My beloved spake, and said unto me, Rise up, my love, my fair one, and come away.
For, lo, the winter is past, the rain is over and gone;
The flowers appear on the earth; the time of the singing of birds is come, and the voice of the turtle is heard in our land;
The fig tree putteth forth her green figs, and the vines with the tender grape give a good smell. Arise, my love, my fair one, and come away.
—Song of Solomon 2:10-13
Lynn & Donald
The first of March is still winter—and yet here are the faithful snowdrops emerging beside the front walk, a perpetually hopeful sign of growing things to come. I had to run and fetch the sketchbook.
Here is a new calendar for 2016, each month featuring one of my seasonal still-lifes. (Unless you prefer to be surprised, you can scroll down to see the twelve still-lifes featured below.) The calendar is 8-1/2″ x 11″ and printed on sturdy satin stock, substantial enough so the images can be saved as prints.
A single calendar is $23; a set of three is $60. Shipping is 3-day Priority Mail, domestic US.
(If you are in my area, you can obtain a calendar from me directly without shipping—just let me know.)
For one calendar:
For a set of three calendars:
On Thursday, October 8th, an exhibition of my paintings will open at the Art League Gallery at the Torpedo Factory in Alexandria, Virginia. It will run through November 1st. The show will include the work I did while living in France, as well as before and since. All the information is below. I hope some of you will come to see it—and perhaps even make the opening reception that evening.
For the first of October, a poem by Hilda Doolittle, and a painting of Saturday market pears and calendula (growing wild by the Languedoc vineyards and known locally as souci).
I saw the first pear
as it fell-
the honey-seeking, golden-banded,
the yellow swarm
was not more fleet than I,
(spare us from loveliness)
and I fell prostrate
you have flayed us
with your blossoms,

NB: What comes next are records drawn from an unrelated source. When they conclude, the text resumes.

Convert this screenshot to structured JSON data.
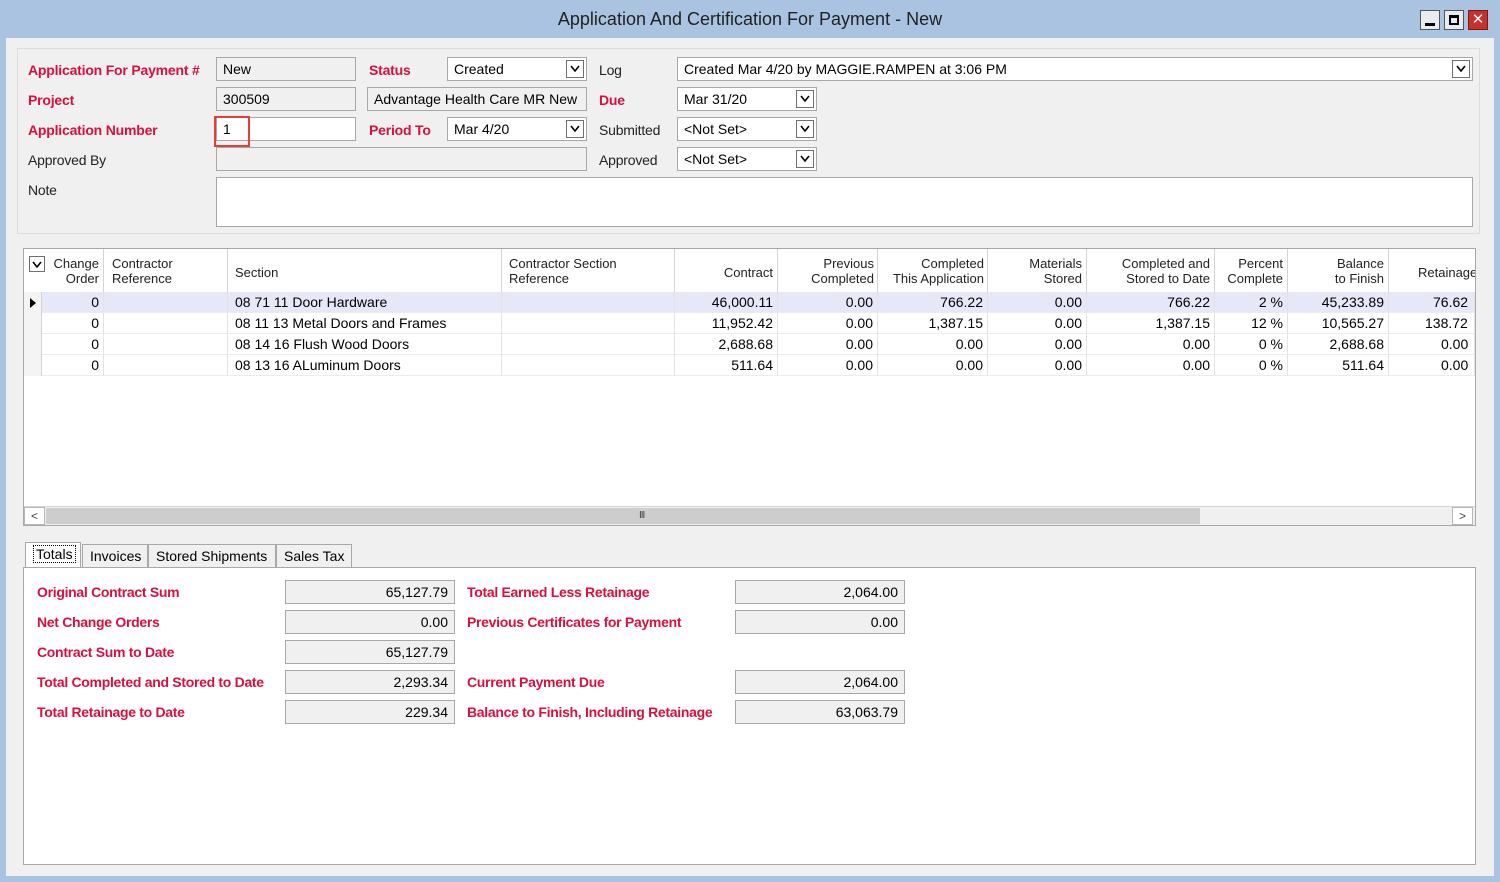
{
  "window": {
    "title": "Application And Certification For Payment - New",
    "close_glyph": "✕"
  },
  "header": {
    "app_payment_label": "Application For Payment #",
    "app_payment_value": "New",
    "project_label": "Project",
    "project_id": "300509",
    "project_name": "Advantage Health Care MR New",
    "app_number_label": "Application Number",
    "app_number_value": "1",
    "approved_by_label": "Approved By",
    "approved_by_value": "",
    "note_label": "Note",
    "note_value": "",
    "status_label": "Status",
    "status_value": "Created",
    "period_to_label": "Period To",
    "period_to_value": "Mar 4/20",
    "log_label": "Log",
    "log_value": "Created Mar 4/20 by MAGGIE.RAMPEN at 3:06 PM",
    "due_label": "Due",
    "due_value": "Mar 31/20",
    "submitted_label": "Submitted",
    "submitted_value": "<Not Set>",
    "approved_label": "Approved",
    "approved_value": "<Not Set>"
  },
  "grid": {
    "columns": [
      "Change\nOrder",
      "Contractor\nReference",
      "Section",
      "Contractor Section\nReference",
      "Contract",
      "Previous\nCompleted",
      "Completed\nThis Application",
      "Materials\nStored",
      "Completed and\nStored to Date",
      "Percent\nComplete",
      "Balance\nto Finish",
      "Retainage"
    ],
    "rows": [
      {
        "change_order": "0",
        "contractor_ref": "",
        "section": "08 71 11 Door Hardware",
        "section_ref": "",
        "contract": "46,000.11",
        "previous": "0.00",
        "this_app": "766.22",
        "materials": "0.00",
        "to_date": "766.22",
        "percent": "2 %",
        "balance": "45,233.89",
        "retainage": "76.62"
      },
      {
        "change_order": "0",
        "contractor_ref": "",
        "section": "08 11 13 Metal Doors and Frames",
        "section_ref": "",
        "contract": "11,952.42",
        "previous": "0.00",
        "this_app": "1,387.15",
        "materials": "0.00",
        "to_date": "1,387.15",
        "percent": "12 %",
        "balance": "10,565.27",
        "retainage": "138.72"
      },
      {
        "change_order": "0",
        "contractor_ref": "",
        "section": "08 14 16 Flush Wood Doors",
        "section_ref": "",
        "contract": "2,688.68",
        "previous": "0.00",
        "this_app": "0.00",
        "materials": "0.00",
        "to_date": "0.00",
        "percent": "0 %",
        "balance": "2,688.68",
        "retainage": "0.00"
      },
      {
        "change_order": "0",
        "contractor_ref": "",
        "section": "08 13 16 ALuminum Doors",
        "section_ref": "",
        "contract": "511.64",
        "previous": "0.00",
        "this_app": "0.00",
        "materials": "0.00",
        "to_date": "0.00",
        "percent": "0 %",
        "balance": "511.64",
        "retainage": "0.00"
      }
    ],
    "scroll_grip": "III",
    "scroll_left": "<",
    "scroll_right": ">"
  },
  "tabs": [
    "Totals",
    "Invoices",
    "Stored Shipments",
    "Sales Tax"
  ],
  "totals": {
    "original_contract_label": "Original Contract Sum",
    "original_contract_value": "65,127.79",
    "net_change_label": "Net Change Orders",
    "net_change_value": "0.00",
    "contract_to_date_label": "Contract Sum to Date",
    "contract_to_date_value": "65,127.79",
    "completed_stored_label": "Total Completed and Stored to Date",
    "completed_stored_value": "2,293.34",
    "retainage_label": "Total Retainage to Date",
    "retainage_value": "229.34",
    "earned_less_label": "Total Earned Less Retainage",
    "earned_less_value": "2,064.00",
    "previous_certs_label": "Previous Certificates for Payment",
    "previous_certs_value": "0.00",
    "current_due_label": "Current Payment Due",
    "current_due_value": "2,064.00",
    "balance_finish_label": "Balance to Finish, Including Retainage",
    "balance_finish_value": "63,063.79"
  },
  "icons": {
    "dropdown": "chevron-down-icon",
    "minimize": "minimize-icon",
    "maximize": "maximize-icon",
    "close": "close-icon",
    "row_pointer": "row-pointer-icon"
  }
}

spare us the beauty
the air thundered their song,
and I alone was prostrate.
god of the orchard,
I bring you an offering–
do you, alone unbeautiful,

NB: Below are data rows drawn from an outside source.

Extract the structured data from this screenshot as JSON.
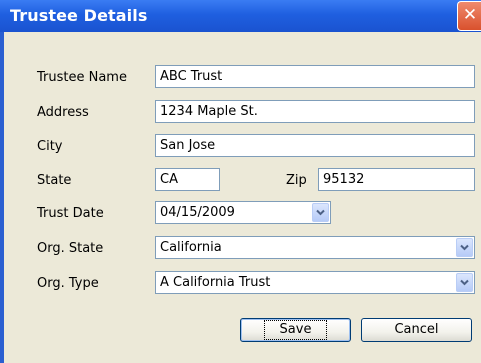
{
  "window": {
    "title": "Trustee Details",
    "close_glyph": "✕"
  },
  "form": {
    "trustee_name": {
      "label": "Trustee Name",
      "value": "ABC Trust"
    },
    "address": {
      "label": "Address",
      "value": "1234 Maple St."
    },
    "city": {
      "label": "City",
      "value": "San Jose"
    },
    "state": {
      "label": "State",
      "value": "CA"
    },
    "zip": {
      "label": "Zip",
      "value": "95132"
    },
    "trust_date": {
      "label": "Trust Date",
      "value": "04/15/2009"
    },
    "org_state": {
      "label": "Org. State",
      "value": "California"
    },
    "org_type": {
      "label": "Org. Type",
      "value": "A California Trust"
    }
  },
  "buttons": {
    "save": "Save",
    "cancel": "Cancel"
  },
  "icons": {
    "close": "close-icon",
    "dropdown": "chevron-down-icon"
  },
  "colors": {
    "titlebar": "#1f5fe0",
    "dialog_bg": "#ece9d8",
    "close_button": "#d9512d"
  }
}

son of the god,
spare us from loveliness:
these fallen hazel-nuts,
stripped late of their green sheaths,
dripping with wine,
pomegranates already broken,
and shrunken figs
and quinces untouched,
I bring you as offering.
—H.D. (Hilda Doolittle)
It’s the first of September, which signals, along with the late afternoon singing of cicadas, that, alas, the end of summer draws near. Here are a painting, and a rather melancholy poem, for the day. (There is a cartoon in my sketchbook to accompany the creation of this painting, which I will post eventually.)
Fair Summer Droops
Fair summer droops, droop men and beasts therefore,
So fair a summer look for nevermore:
All good things vanish less than in a day,
Peace, plenty, pleasure, suddenly decay.
Go not yet away, bright soul of the sad year,
The earth is hell when thou leav’st to appear.
What, shall those flowers that decked thy garland erst,
Upon thy grave be wastefully dispersed?
O trees, consume your sap in sorrow’s source,
Streams, turn to tears your tributary course.
Go not yet hence, bright soul of the sad year,
The earth is hell when thou leav’st to appear.
—Thomas Nashe, from Summer’s Last Will and Testament
An outing for the First of May.
When we received this gift two weeks ago, it happened to be the first day that actually smelled like spring, despite the wind rattling the shutters and the fire burning in the fireplace.
Here is a Billy Collins poem to go with the sketch (which is a detail from March 3rd’s post). Happy First Day of Spring, everyone in the Northern Hemisphere.
If ever there were a spring day so perfect,
so uplifted by a warm intermittent breeze
that it made you want to throw
open all the windows in the house
and unlatch the door to the canary’s cage,
indeed, rip the little door from its jamb,
a day when the cool brick paths
and the garden bursting with peonies
seemed so etched in sunlight
that you felt like taking
a hammer to the glass paperweight
on the living room end table,
releasing the inhabitants
from their snow-covered cottage
so they could walk out,
holding hands and squinting
into this larger dome of blue and white,
well, today is just that kind of day.
Lynn and Donald